ABOUT THIS TASK – Filter the data for lines with the word "dengan" and copy those lines.

Dataset entries –
◆ ◆ ◆ ◆

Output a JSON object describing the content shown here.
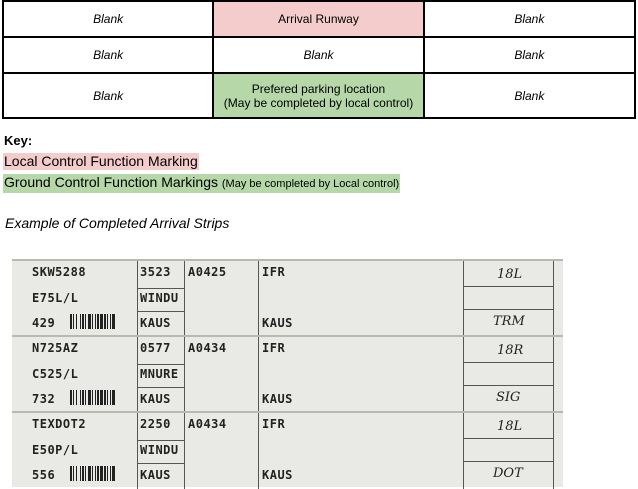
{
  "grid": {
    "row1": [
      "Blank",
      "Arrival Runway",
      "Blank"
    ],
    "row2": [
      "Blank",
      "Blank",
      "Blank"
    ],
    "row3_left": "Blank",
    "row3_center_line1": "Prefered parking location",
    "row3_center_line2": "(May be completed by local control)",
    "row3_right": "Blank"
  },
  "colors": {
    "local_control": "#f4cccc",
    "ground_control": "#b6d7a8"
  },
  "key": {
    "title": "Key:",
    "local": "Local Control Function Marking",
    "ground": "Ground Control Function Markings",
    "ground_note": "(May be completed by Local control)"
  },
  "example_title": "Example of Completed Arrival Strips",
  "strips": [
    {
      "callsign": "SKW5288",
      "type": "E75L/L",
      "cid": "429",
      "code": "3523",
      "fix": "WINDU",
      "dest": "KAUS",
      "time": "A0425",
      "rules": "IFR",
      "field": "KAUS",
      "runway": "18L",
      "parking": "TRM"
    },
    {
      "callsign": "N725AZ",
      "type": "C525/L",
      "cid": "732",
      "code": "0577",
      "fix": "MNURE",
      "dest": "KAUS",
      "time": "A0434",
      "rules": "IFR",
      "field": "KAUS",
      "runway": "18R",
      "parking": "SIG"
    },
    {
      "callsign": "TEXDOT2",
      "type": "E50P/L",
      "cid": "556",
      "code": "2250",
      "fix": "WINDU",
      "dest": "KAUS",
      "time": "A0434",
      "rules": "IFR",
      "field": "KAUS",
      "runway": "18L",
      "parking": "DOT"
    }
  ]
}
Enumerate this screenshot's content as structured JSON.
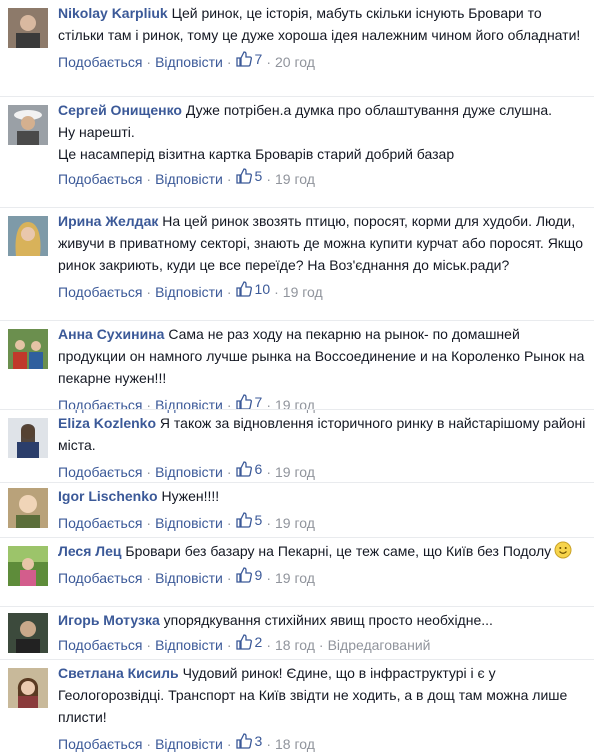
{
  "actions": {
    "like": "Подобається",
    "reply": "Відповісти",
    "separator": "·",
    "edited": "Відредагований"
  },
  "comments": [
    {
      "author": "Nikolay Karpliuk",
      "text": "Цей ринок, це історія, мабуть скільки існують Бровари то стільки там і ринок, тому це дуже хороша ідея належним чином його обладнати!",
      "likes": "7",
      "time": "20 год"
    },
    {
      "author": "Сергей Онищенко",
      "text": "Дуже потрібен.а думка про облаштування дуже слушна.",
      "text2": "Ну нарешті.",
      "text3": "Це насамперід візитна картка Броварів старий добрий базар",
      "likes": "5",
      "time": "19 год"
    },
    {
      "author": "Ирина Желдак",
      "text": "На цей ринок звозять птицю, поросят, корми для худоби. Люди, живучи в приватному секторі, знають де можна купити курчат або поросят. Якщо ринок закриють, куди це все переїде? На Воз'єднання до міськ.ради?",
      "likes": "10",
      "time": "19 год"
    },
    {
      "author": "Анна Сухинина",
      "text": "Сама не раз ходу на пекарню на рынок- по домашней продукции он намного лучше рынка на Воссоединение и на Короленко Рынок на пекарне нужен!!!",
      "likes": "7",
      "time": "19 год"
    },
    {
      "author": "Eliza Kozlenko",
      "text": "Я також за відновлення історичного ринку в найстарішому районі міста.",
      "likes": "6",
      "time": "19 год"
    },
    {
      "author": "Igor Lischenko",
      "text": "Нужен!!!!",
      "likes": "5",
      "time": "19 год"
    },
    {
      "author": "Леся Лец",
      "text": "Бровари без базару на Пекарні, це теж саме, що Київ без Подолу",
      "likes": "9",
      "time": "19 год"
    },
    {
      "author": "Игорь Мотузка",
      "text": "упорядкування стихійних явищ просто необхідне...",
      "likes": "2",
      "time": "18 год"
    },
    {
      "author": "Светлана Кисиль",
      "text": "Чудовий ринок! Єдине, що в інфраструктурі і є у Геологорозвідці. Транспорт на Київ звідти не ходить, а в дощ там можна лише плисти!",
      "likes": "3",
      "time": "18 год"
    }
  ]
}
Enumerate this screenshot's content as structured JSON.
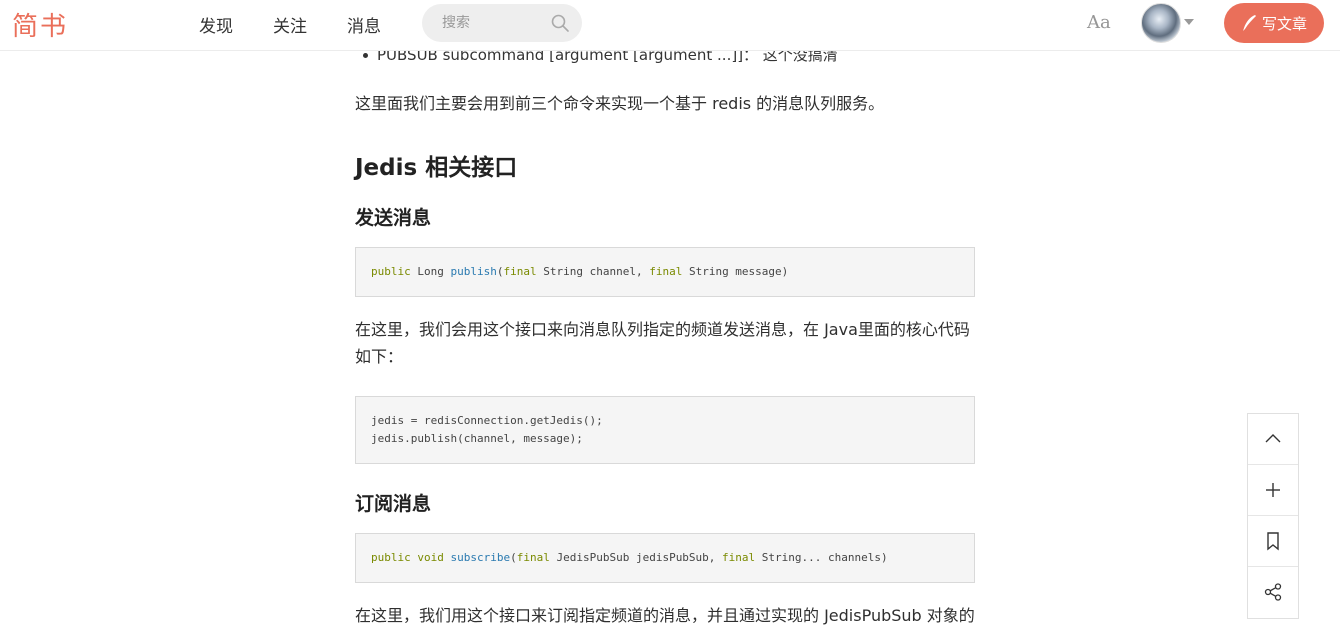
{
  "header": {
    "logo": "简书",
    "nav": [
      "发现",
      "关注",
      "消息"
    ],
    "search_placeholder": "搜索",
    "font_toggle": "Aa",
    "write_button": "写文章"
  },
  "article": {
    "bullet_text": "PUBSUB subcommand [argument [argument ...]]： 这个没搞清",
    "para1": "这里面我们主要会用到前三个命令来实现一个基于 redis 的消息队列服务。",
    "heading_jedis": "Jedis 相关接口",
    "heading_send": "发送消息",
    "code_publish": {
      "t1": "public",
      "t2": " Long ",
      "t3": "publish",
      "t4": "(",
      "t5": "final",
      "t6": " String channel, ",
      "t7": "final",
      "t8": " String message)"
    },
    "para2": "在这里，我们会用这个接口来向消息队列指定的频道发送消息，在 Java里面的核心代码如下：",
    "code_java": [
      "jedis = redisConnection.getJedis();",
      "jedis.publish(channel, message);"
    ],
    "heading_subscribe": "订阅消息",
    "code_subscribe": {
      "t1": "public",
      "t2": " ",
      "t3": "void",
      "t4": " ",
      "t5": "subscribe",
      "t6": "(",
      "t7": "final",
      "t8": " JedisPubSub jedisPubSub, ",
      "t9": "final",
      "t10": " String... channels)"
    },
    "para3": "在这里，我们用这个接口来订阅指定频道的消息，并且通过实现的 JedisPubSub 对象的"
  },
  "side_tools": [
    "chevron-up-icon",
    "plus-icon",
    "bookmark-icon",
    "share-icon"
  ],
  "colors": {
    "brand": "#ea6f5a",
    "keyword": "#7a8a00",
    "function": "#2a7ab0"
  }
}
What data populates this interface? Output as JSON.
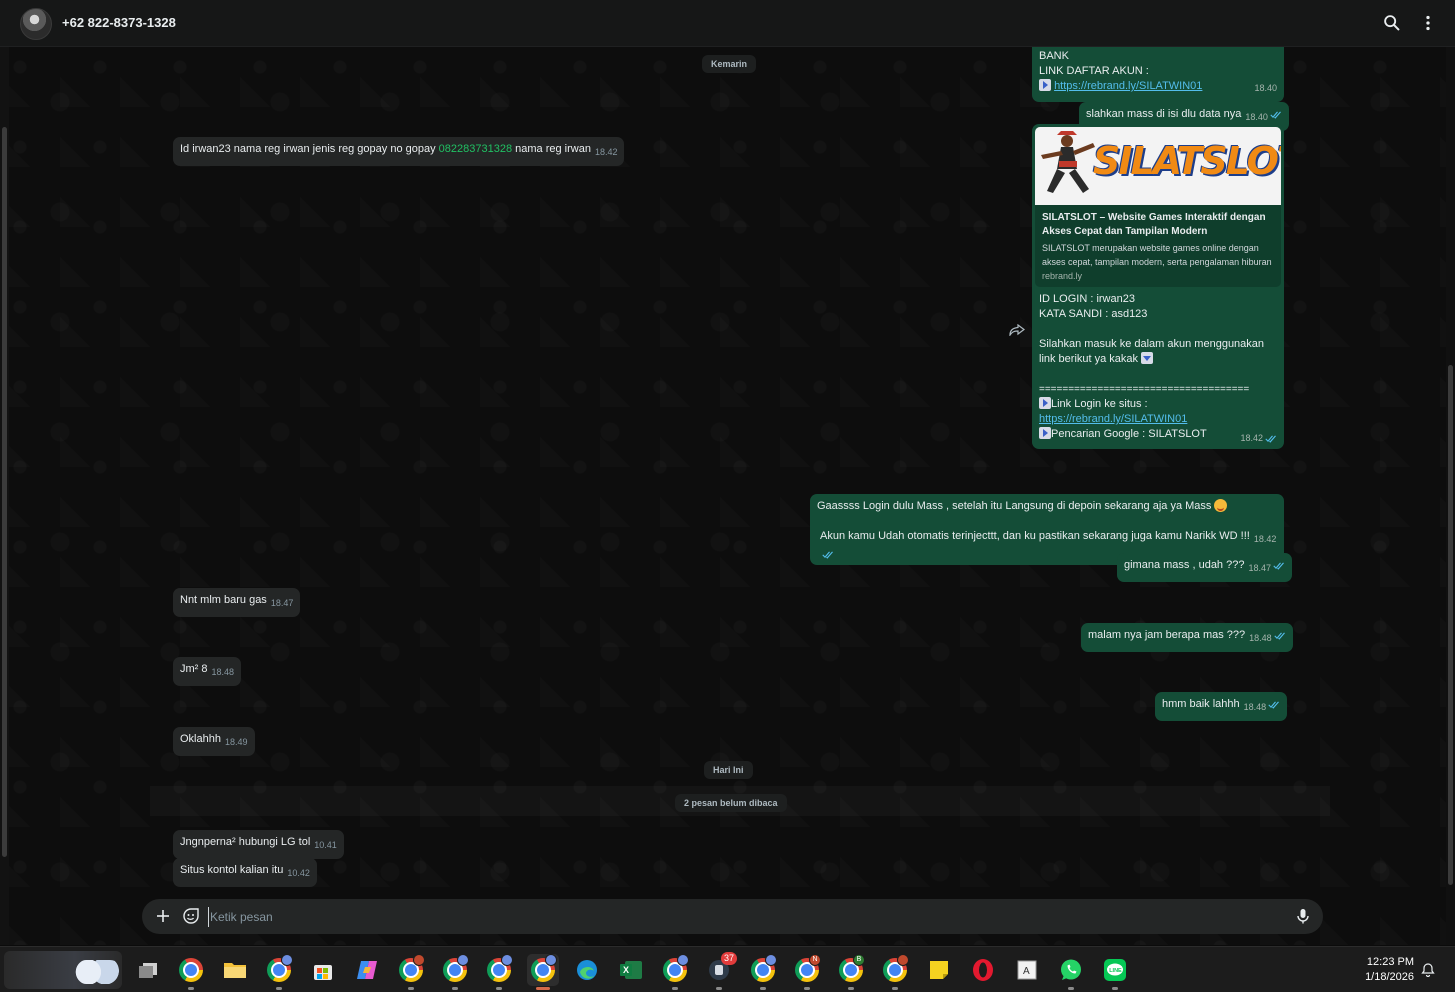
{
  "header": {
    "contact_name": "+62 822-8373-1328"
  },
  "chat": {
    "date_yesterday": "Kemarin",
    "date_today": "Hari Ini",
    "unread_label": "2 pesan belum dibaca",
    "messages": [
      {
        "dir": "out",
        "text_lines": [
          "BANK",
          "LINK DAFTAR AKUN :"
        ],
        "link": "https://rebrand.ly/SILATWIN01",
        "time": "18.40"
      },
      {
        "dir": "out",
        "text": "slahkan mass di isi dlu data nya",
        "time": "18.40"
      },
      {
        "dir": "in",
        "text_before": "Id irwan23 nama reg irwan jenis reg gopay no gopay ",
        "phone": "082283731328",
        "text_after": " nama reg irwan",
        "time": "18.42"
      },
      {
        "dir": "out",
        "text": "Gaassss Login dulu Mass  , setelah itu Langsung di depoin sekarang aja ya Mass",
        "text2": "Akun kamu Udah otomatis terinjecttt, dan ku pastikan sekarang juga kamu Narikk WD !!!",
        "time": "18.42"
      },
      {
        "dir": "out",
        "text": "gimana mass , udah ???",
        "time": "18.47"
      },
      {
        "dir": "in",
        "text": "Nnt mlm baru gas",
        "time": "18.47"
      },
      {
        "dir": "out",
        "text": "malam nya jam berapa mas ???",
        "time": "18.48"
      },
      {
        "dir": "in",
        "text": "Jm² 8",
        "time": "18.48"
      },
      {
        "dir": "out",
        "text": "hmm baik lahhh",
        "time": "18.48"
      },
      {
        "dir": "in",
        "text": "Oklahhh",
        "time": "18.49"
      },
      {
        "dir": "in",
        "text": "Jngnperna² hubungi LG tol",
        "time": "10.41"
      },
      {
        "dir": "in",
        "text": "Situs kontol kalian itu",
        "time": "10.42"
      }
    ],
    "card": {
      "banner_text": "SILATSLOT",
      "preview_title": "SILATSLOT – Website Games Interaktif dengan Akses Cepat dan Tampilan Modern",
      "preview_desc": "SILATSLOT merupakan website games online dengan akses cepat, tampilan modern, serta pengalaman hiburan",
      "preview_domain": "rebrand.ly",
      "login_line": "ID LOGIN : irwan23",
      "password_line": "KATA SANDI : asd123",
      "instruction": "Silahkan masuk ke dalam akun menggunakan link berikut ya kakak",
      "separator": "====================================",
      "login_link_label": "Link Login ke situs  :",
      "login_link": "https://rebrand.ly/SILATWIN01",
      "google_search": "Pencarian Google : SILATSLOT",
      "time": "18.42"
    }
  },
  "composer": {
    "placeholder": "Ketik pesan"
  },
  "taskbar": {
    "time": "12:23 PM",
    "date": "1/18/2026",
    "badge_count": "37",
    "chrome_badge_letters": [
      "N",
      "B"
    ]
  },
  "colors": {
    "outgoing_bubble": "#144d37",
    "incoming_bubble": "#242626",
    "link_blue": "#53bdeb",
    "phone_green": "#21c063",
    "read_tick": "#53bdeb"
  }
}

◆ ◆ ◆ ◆

REPLY –
      "preview_title": "SILATSLOT – Website Games Interaktif dengan Akses Cepat dan Tampilan Modern",
      "preview_desc": "SILATSLOT merupakan website games online dengan akses cepat, tampilan modern, serta pengalaman hiburan",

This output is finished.